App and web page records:
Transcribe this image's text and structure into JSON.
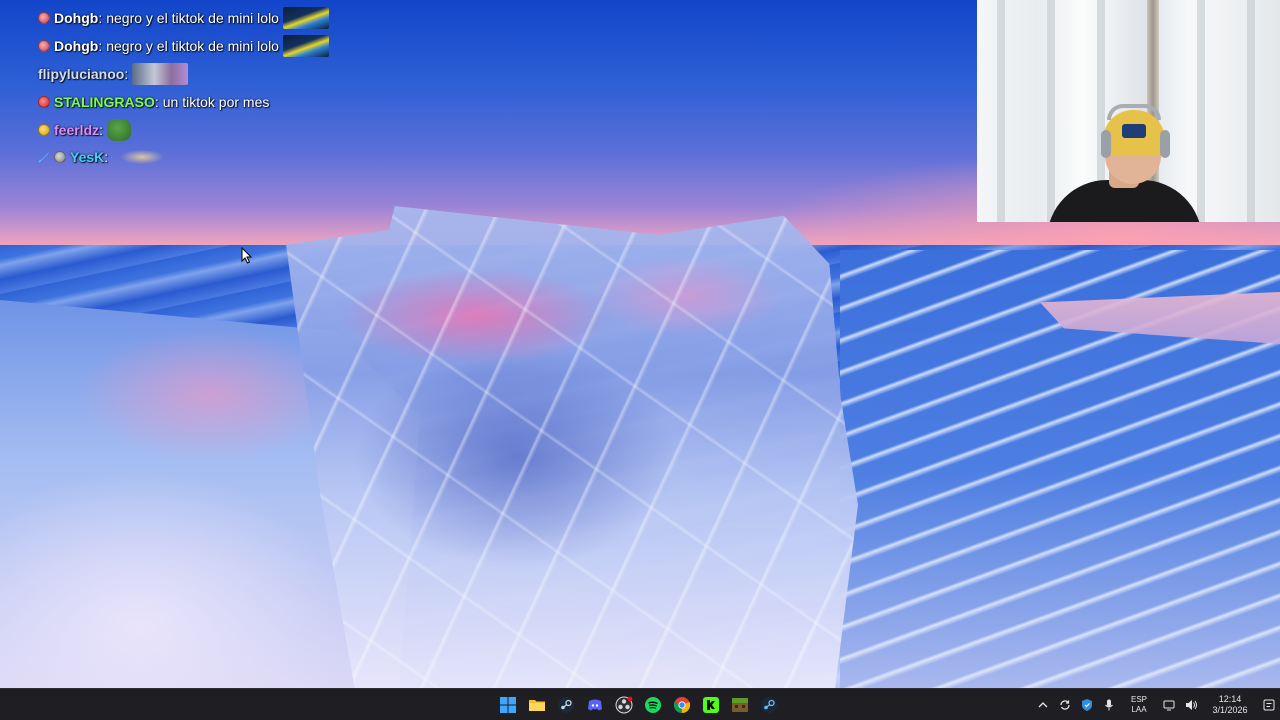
{
  "chat": {
    "messages": [
      {
        "user": "Dohgb",
        "sep": ":",
        "text": "negro y el tiktok de mini lolo",
        "user_color": "#ffffff",
        "badge": "badge-icon",
        "emote": "car-emote"
      },
      {
        "user": "Dohgb",
        "sep": ":",
        "text": "negro y el tiktok de mini lolo",
        "user_color": "#ffffff",
        "badge": "badge-icon",
        "emote": "car-emote"
      },
      {
        "user": "flipylucianoo",
        "sep": ":",
        "text": "",
        "user_color": "#d3def2",
        "emote": "photo-emote"
      },
      {
        "user": "STALINGRASO",
        "sep": ":",
        "text": "un tiktok por mes",
        "user_color": "#7cff4a",
        "badge": "badge-icon"
      },
      {
        "user": "feerldz",
        "sep": ":",
        "text": "",
        "user_color": "#e18cff",
        "badge": "badge-icon",
        "emote": "pepe-emote"
      },
      {
        "user": "YesK",
        "sep": ":",
        "text": "",
        "user_color": "#3fd2ff",
        "badge": "sword-icon",
        "emote": "bread-emote"
      }
    ]
  },
  "taskbar": {
    "apps": [
      {
        "name": "start-button",
        "icon": "windows-icon"
      },
      {
        "name": "file-explorer",
        "icon": "folder-icon"
      },
      {
        "name": "steam",
        "icon": "steam-icon"
      },
      {
        "name": "discord",
        "icon": "discord-icon"
      },
      {
        "name": "obs",
        "icon": "obs-icon"
      },
      {
        "name": "spotify",
        "icon": "spotify-icon"
      },
      {
        "name": "chrome",
        "icon": "chrome-icon"
      },
      {
        "name": "kick",
        "icon": "kick-icon"
      },
      {
        "name": "minecraft",
        "icon": "minecraft-icon"
      },
      {
        "name": "steam-2",
        "icon": "steam-icon"
      }
    ],
    "tray": {
      "language_line1": "ESP",
      "language_line2": "LAA",
      "time": "12:14",
      "date": "3/1/2026"
    }
  },
  "colors": {
    "taskbar_bg": "#1f1f23",
    "accent_windows": "#3ea6ff",
    "spotify": "#1ed760",
    "kick": "#53fc18"
  }
}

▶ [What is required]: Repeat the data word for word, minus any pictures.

▶ [Answer section]:
Transcribe this image's text and structure into JSON.
{
  "chat": {
    "messages": [
      {
        "user": "Dohgb",
        "sep": ":",
        "text": "negro y el tiktok de mini lolo",
        "user_color": "#ffffff",
        "badge": "badge-icon",
        "emote": "car-emote"
      },
      {
        "user": "Dohgb",
        "sep": ":",
        "text": "negro y el tiktok de mini lolo",
        "user_color": "#ffffff",
        "badge": "badge-icon",
        "emote": "car-emote"
      },
      {
        "user": "flipylucianoo",
        "sep": ":",
        "text": "",
        "user_color": "#d3def2",
        "emote": "photo-emote"
      },
      {
        "user": "STALINGRASO",
        "sep": ":",
        "text": "un tiktok por mes",
        "user_color": "#7cff4a",
        "badge": "badge-icon"
      },
      {
        "user": "feerldz",
        "sep": ":",
        "text": "",
        "user_color": "#e18cff",
        "badge": "badge-icon",
        "emote": "pepe-emote"
      },
      {
        "user": "YesK",
        "sep": ":",
        "text": "",
        "user_color": "#3fd2ff",
        "badge": "sword-icon",
        "emote": "bread-emote"
      }
    ]
  },
  "taskbar": {
    "apps": [
      {
        "name": "start-button",
        "icon": "windows-icon"
      },
      {
        "name": "file-explorer",
        "icon": "folder-icon"
      },
      {
        "name": "steam",
        "icon": "steam-icon"
      },
      {
        "name": "discord",
        "icon": "discord-icon"
      },
      {
        "name": "obs",
        "icon": "obs-icon"
      },
      {
        "name": "spotify",
        "icon": "spotify-icon"
      },
      {
        "name": "chrome",
        "icon": "chrome-icon"
      },
      {
        "name": "kick",
        "icon": "kick-icon"
      },
      {
        "name": "minecraft",
        "icon": "minecraft-icon"
      },
      {
        "name": "steam-2",
        "icon": "steam-icon"
      }
    ],
    "tray": {
      "language_line1": "ESP",
      "language_line2": "LAA",
      "time": "12:14",
      "date": "3/1/2026"
    }
  },
  "colors": {
    "taskbar_bg": "#1f1f23",
    "accent_windows": "#3ea6ff",
    "spotify": "#1ed760",
    "kick": "#53fc18"
  }
}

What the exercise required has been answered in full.